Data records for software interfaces

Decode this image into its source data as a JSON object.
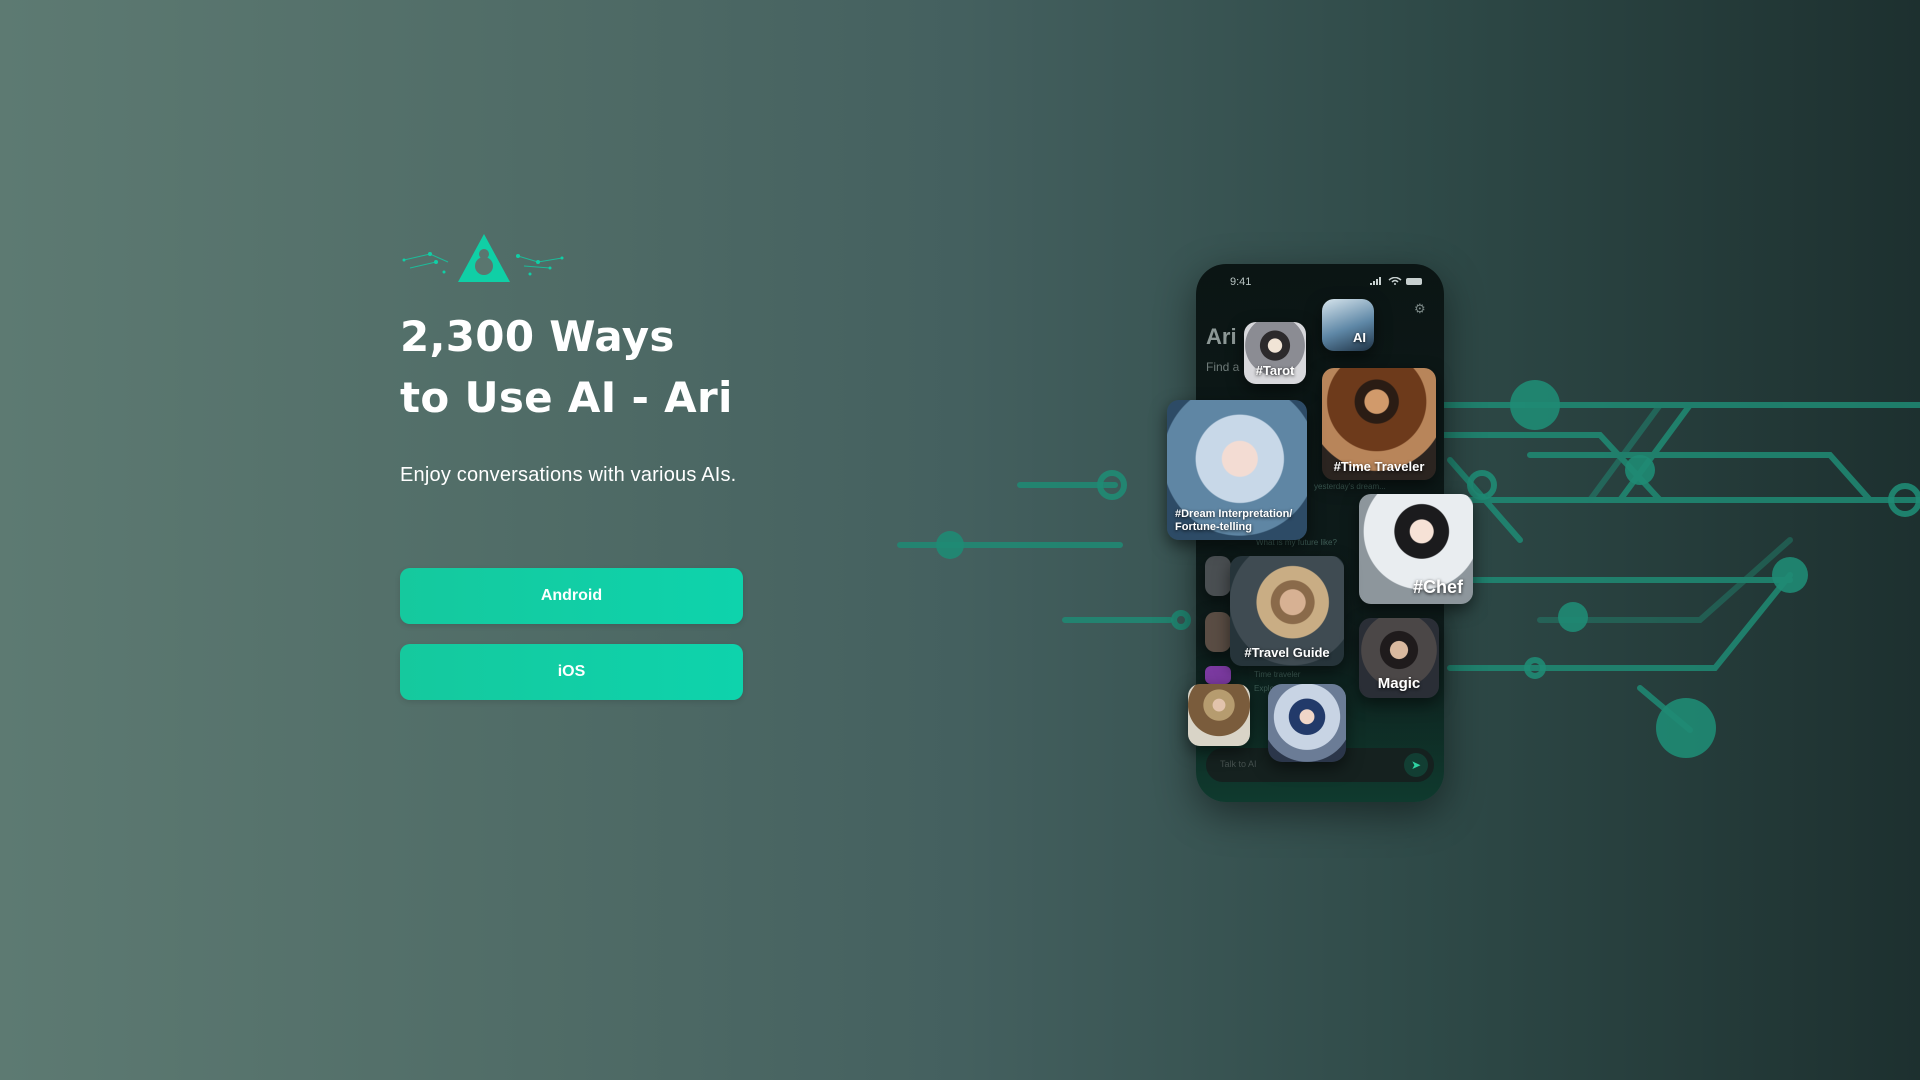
{
  "hero": {
    "title_line1": "2,300 Ways",
    "title_line2": "to Use AI - Ari",
    "subtitle": "Enjoy conversations with various AIs.",
    "android_label": "Android",
    "ios_label": "iOS"
  },
  "phone": {
    "status_time": "9:41",
    "app_name": "Ari",
    "find_text": "Find a",
    "chat_placeholder": "Talk to AI",
    "faint_texts": [
      "yesterday's dream...",
      "What is my future like?",
      "Time traveler",
      "Explore the future"
    ],
    "cards": {
      "tarot": "#Tarot",
      "ai": "AI",
      "time_traveler": "#Time Traveler",
      "dream": "#Dream Interpretation/ Fortune-telling",
      "chef": "#Chef",
      "travel_guide": "#Travel Guide",
      "magic": "Magic"
    }
  },
  "colors": {
    "accent": "#10cfa6",
    "circuit": "#1f8b74"
  },
  "icons": {
    "logo": "ari-logo-icon",
    "gear": "gear-icon",
    "send": "send-icon",
    "signal": "signal-icon",
    "wifi": "wifi-icon",
    "battery": "battery-icon"
  }
}
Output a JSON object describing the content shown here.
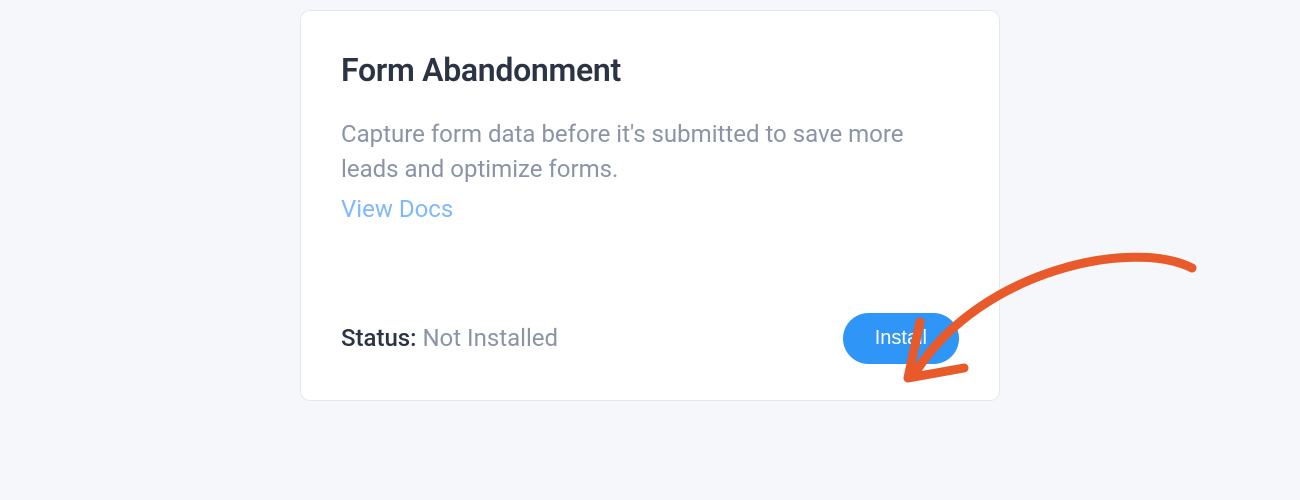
{
  "card": {
    "title": "Form Abandonment",
    "description": "Capture form data before it's submitted to save more leads and optimize forms.",
    "view_docs_label": "View Docs",
    "status_label": "Status:",
    "status_value": "Not Installed",
    "install_label": "Install"
  },
  "colors": {
    "accent": "#2f95f7",
    "arrow": "#e85a2a"
  }
}
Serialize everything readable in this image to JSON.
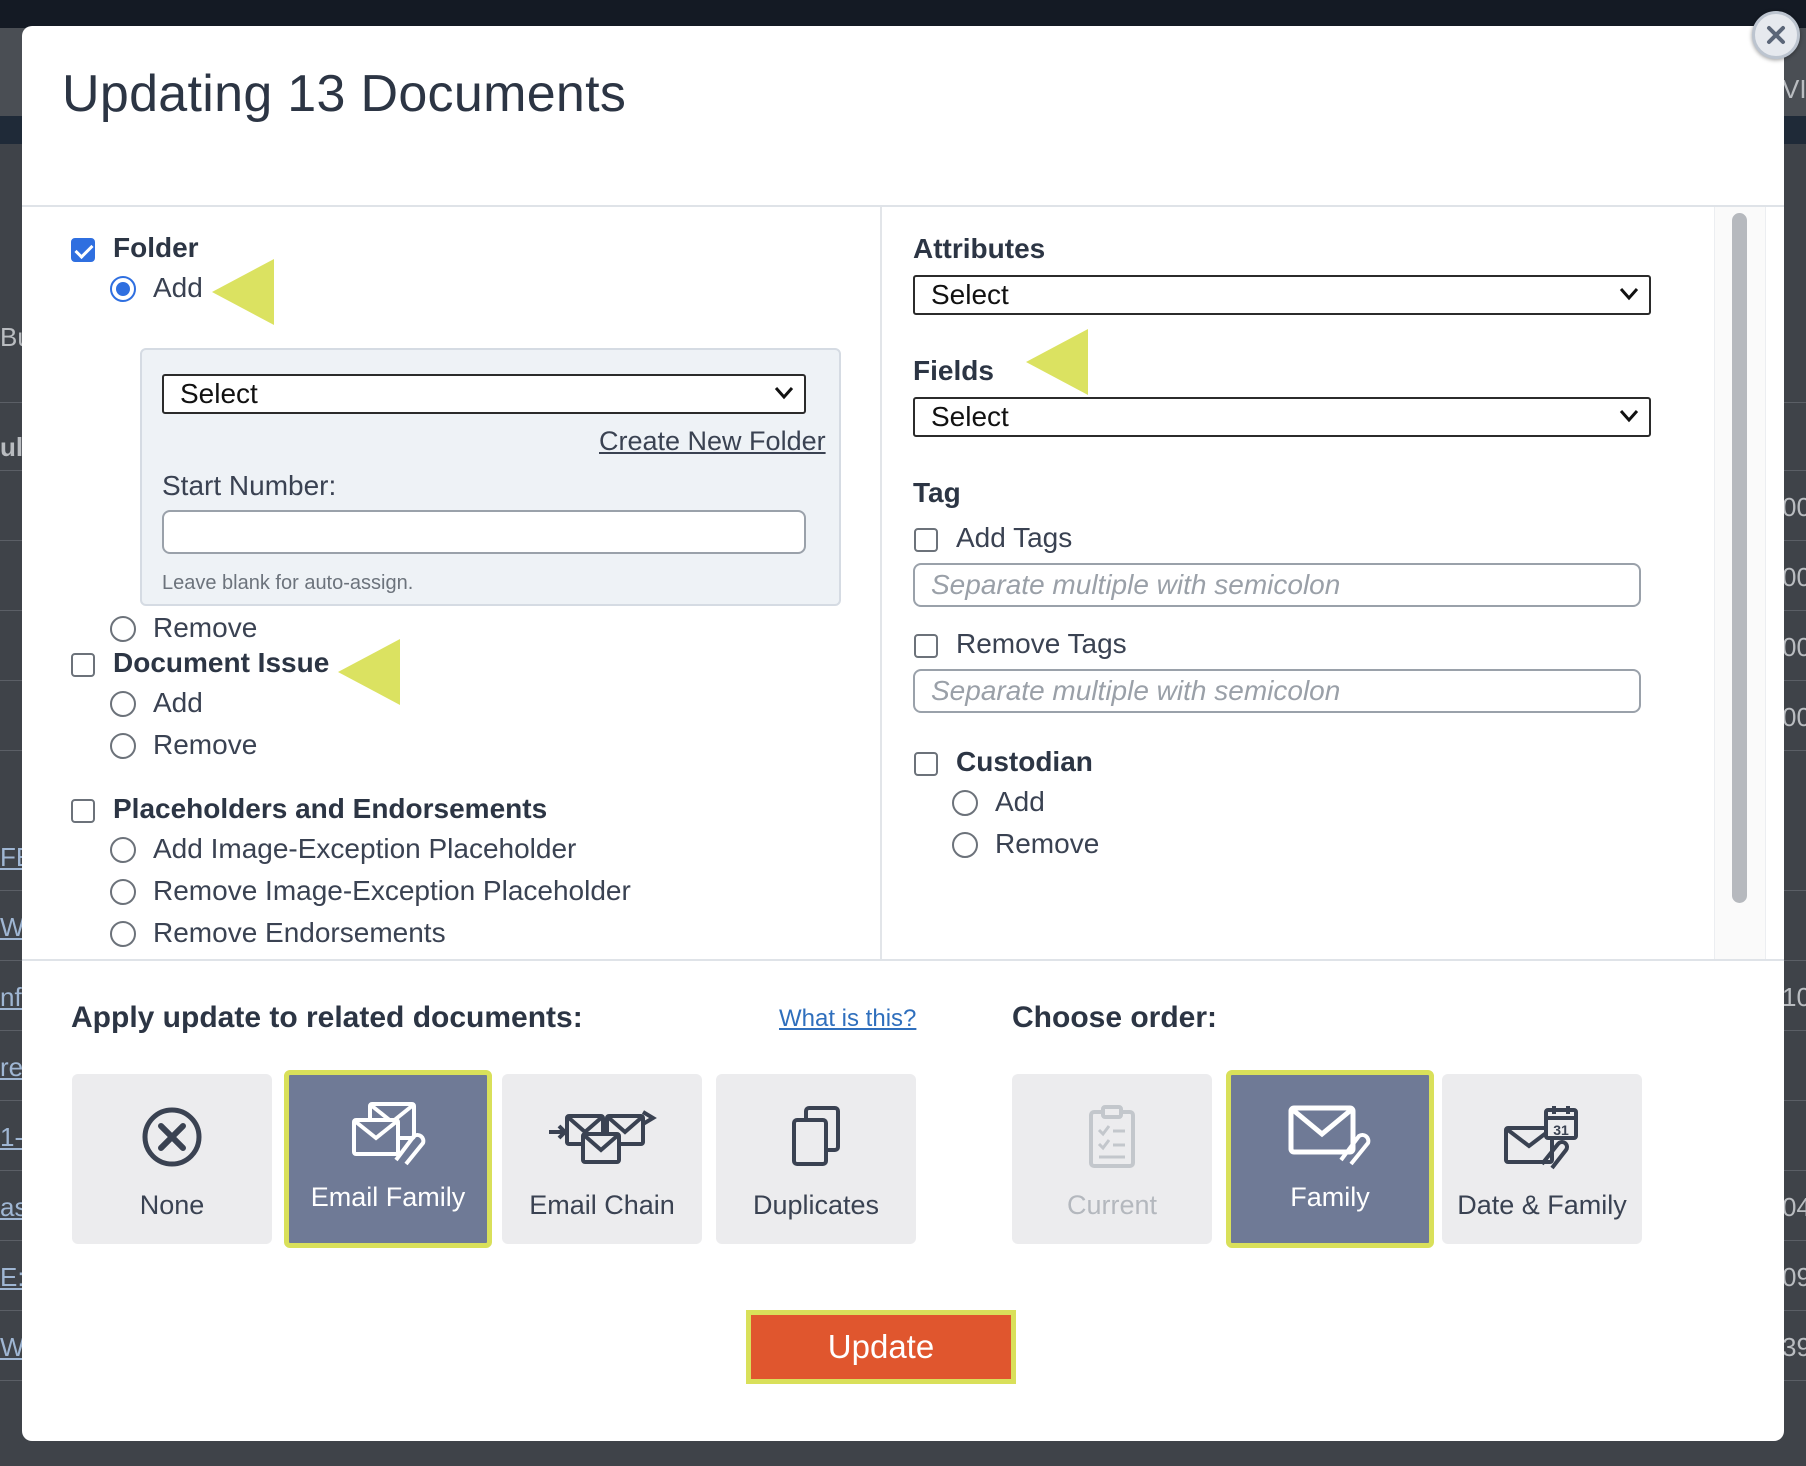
{
  "background": {
    "cells": [
      "Bu",
      "ul",
      "00",
      "00",
      "00",
      "00",
      "FE",
      "W",
      "nfo",
      "re",
      "1-",
      "as",
      "E:",
      "W",
      "10",
      "04",
      "09",
      "39",
      "VI"
    ]
  },
  "modal": {
    "title": "Updating 13 Documents",
    "close_icon": "close-icon",
    "left": {
      "folder": {
        "label": "Folder",
        "checked": true,
        "add_label": "Add",
        "add_selected": true,
        "select_value": "Select",
        "create_new_label": "Create New Folder",
        "start_number_label": "Start Number:",
        "start_number_value": "",
        "hint": "Leave blank for auto-assign.",
        "remove_label": "Remove"
      },
      "document_issue": {
        "label": "Document Issue",
        "checked": false,
        "add_label": "Add",
        "remove_label": "Remove"
      },
      "placeholders": {
        "label": "Placeholders and Endorsements",
        "checked": false,
        "options": [
          "Add Image-Exception Placeholder",
          "Remove Image-Exception Placeholder",
          "Remove Endorsements"
        ]
      }
    },
    "right": {
      "attributes": {
        "label": "Attributes",
        "select_value": "Select"
      },
      "fields": {
        "label": "Fields",
        "select_value": "Select"
      },
      "tag": {
        "label": "Tag",
        "add_tags_label": "Add Tags",
        "add_placeholder": "Separate multiple with semicolon",
        "remove_tags_label": "Remove Tags",
        "remove_placeholder": "Separate multiple with semicolon"
      },
      "custodian": {
        "label": "Custodian",
        "add_label": "Add",
        "remove_label": "Remove"
      }
    },
    "footer": {
      "apply_label": "Apply update to related documents:",
      "what_is_this": "What is this?",
      "apply_options": [
        {
          "label": "None",
          "icon": "none-circle-x-icon"
        },
        {
          "label": "Email Family",
          "icon": "email-family-icon",
          "active": true
        },
        {
          "label": "Email Chain",
          "icon": "email-chain-icon"
        },
        {
          "label": "Duplicates",
          "icon": "duplicates-icon"
        }
      ],
      "order_label": "Choose order:",
      "order_options": [
        {
          "label": "Current",
          "icon": "clipboard-list-icon",
          "disabled": true
        },
        {
          "label": "Family",
          "icon": "family-email-icon",
          "active": true
        },
        {
          "label": "Date & Family",
          "icon": "date-family-icon"
        }
      ],
      "update_label": "Update"
    },
    "colors": {
      "accent_blue": "#2f6fe0",
      "tile_active": "#6f7a96",
      "highlight_yellow": "#d9e05a",
      "update_orange": "#e0562e"
    }
  }
}
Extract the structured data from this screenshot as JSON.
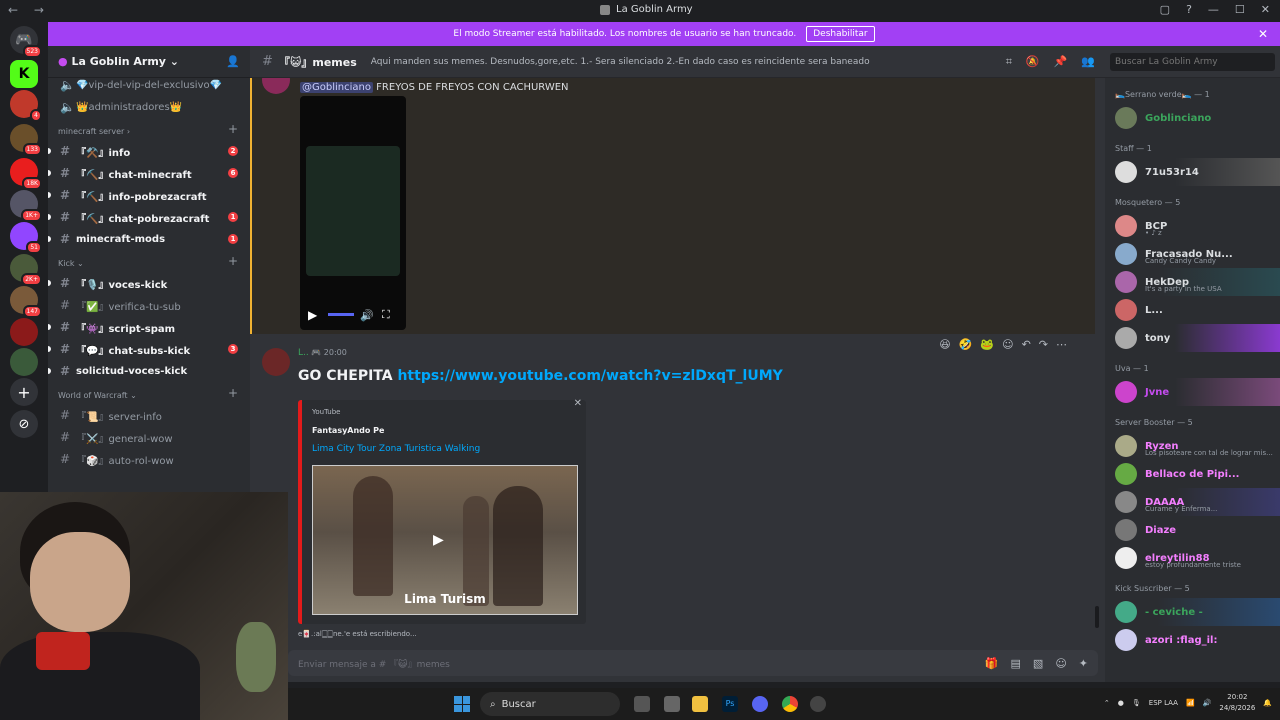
{
  "window": {
    "title": "La Goblin Army",
    "nav": "← →",
    "buttons": [
      "▢",
      "?",
      "—",
      "☐",
      "✕"
    ]
  },
  "banner": {
    "text": "El modo Streamer está habilitado. Los nombres de usuario se han truncado.",
    "button": "Deshabilitar",
    "close": "✕"
  },
  "servers": [
    {
      "label": "523"
    },
    {
      "label": "K"
    },
    {
      "label": "4"
    },
    {
      "label": "133"
    },
    {
      "label": "18K"
    },
    {
      "label": "1K+"
    },
    {
      "label": "51"
    },
    {
      "label": "2K+"
    },
    {
      "label": "147"
    },
    {
      "label": ""
    },
    {
      "label": ""
    },
    {
      "label": "+"
    },
    {
      "label": "⊘"
    }
  ],
  "server": {
    "name": "La Goblin Army"
  },
  "channels": {
    "top": [
      {
        "name": "💎vip-del-vip-del-exclusivo💎"
      },
      {
        "name": "👑administradores👑"
      }
    ],
    "categories": [
      {
        "name": "minecraft server",
        "items": [
          {
            "name": "『⚒️』info",
            "count": "2",
            "bright": true
          },
          {
            "name": "『⛏️』chat-minecraft",
            "count": "6",
            "bright": true
          },
          {
            "name": "『⛏️』info-pobrezacraft",
            "count": "",
            "bright": true
          },
          {
            "name": "『⛏️』chat-pobrezacraft",
            "count": "1",
            "bright": true
          },
          {
            "name": "minecraft-mods",
            "count": "1",
            "bright": true
          }
        ]
      },
      {
        "name": "Kick",
        "items": [
          {
            "name": "『🎙️』voces-kick",
            "count": "",
            "bright": true
          },
          {
            "name": "『✅』verifica-tu-sub",
            "count": "",
            "bright": false
          },
          {
            "name": "『👾』script-spam",
            "count": "",
            "bright": true
          },
          {
            "name": "『💬』chat-subs-kick",
            "count": "3",
            "bright": true
          },
          {
            "name": "solicitud-voces-kick",
            "count": "",
            "bright": true
          }
        ]
      },
      {
        "name": "World of Warcraft",
        "items": [
          {
            "name": "『📜』server-info",
            "count": "",
            "bright": false
          },
          {
            "name": "『⚔️』general-wow",
            "count": "",
            "bright": false
          },
          {
            "name": "『🎲』auto-rol-wow",
            "count": "",
            "bright": false
          }
        ]
      }
    ]
  },
  "chat_header": {
    "channel": "『😺』memes",
    "topic": "Aqui manden sus memes. Desnudos,gore,etc. 1.- Sera silenciado 2.-En dado caso es reincidente sera baneado"
  },
  "search": {
    "placeholder": "Buscar La Goblin Army"
  },
  "messages": {
    "m1": {
      "mention": "@Goblinciano",
      "text": "FREYOS DE FREYOS CON CACHURWEN"
    },
    "m2": {
      "author": "L..",
      "time": "20:00",
      "text": "GO CHEPITA ",
      "link": "https://www.youtube.com/watch?v=zlDxqT_lUMY",
      "embed": {
        "provider": "YouTube",
        "author": "FantasyAndo Pe",
        "title": "Lima City Tour  Zona Turistica Walking",
        "caption": "Lima Turism"
      }
    }
  },
  "typing": "e🀄.:al🀆🀆ne.'e está escribiendo...",
  "composer": {
    "placeholder": "Enviar mensaje a # 『😺』memes"
  },
  "members": [
    {
      "category": "🛌Serrano verde🛌 — 1",
      "users": [
        {
          "name": "Goblinciano",
          "color": "#3ba55c",
          "sub": ""
        }
      ]
    },
    {
      "category": "Staff — 1",
      "users": [
        {
          "name": "71u53r14",
          "color": "#f2f3f5",
          "sub": ""
        }
      ]
    },
    {
      "category": "Mosquetero — 5",
      "users": [
        {
          "name": "BCP",
          "color": "#f2f3f5",
          "sub": "• ♪ z"
        },
        {
          "name": "Fracasado Nu...",
          "color": "#f2f3f5",
          "sub": "Candy Candy Candy"
        },
        {
          "name": "HekDep",
          "color": "#f2f3f5",
          "sub": "It's a party in the USA"
        },
        {
          "name": "L...",
          "color": "#f2f3f5",
          "sub": ""
        },
        {
          "name": "tony",
          "color": "#f2f3f5",
          "sub": ""
        }
      ]
    },
    {
      "category": "Uva — 1",
      "users": [
        {
          "name": "Jvne",
          "color": "#c54cf0",
          "sub": ""
        }
      ]
    },
    {
      "category": "Server Booster — 5",
      "users": [
        {
          "name": "Ryzen",
          "color": "#f47fff",
          "sub": "Los pisoteare con tal de lograr mis..."
        },
        {
          "name": "Bellaco de Pipi...",
          "color": "#f47fff",
          "sub": ""
        },
        {
          "name": "DAAAA",
          "color": "#f47fff",
          "sub": "Curame y Enferma..."
        },
        {
          "name": "Diaze",
          "color": "#f47fff",
          "sub": ""
        },
        {
          "name": "elreytilin88",
          "color": "#f47fff",
          "sub": "estoy profundamente triste"
        }
      ]
    },
    {
      "category": "Kick Suscriber — 5",
      "users": [
        {
          "name": "- ceviche -",
          "color": "#3ba55c",
          "sub": ""
        },
        {
          "name": "azori :flag_il:",
          "color": "#f47fff",
          "sub": ""
        }
      ]
    }
  ],
  "taskbar": {
    "search": "Buscar",
    "lang": "ESP LAA",
    "time": "20:02",
    "date": "24/8/2026"
  },
  "colors": {
    "accent": "#a240f4",
    "bg": "#313338",
    "sidebar": "#2b2d31",
    "link": "#00a8fc"
  }
}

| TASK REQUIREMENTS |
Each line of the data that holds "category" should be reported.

| ANSWER TO THE PROBLEM |
      "category": "🛌Serrano verde🛌 — 1",
      "category": "Staff — 1",
      "category": "Mosquetero — 5",
      "category": "Uva — 1",
      "category": "Server Booster — 5",
      "category": "Kick Suscriber — 5",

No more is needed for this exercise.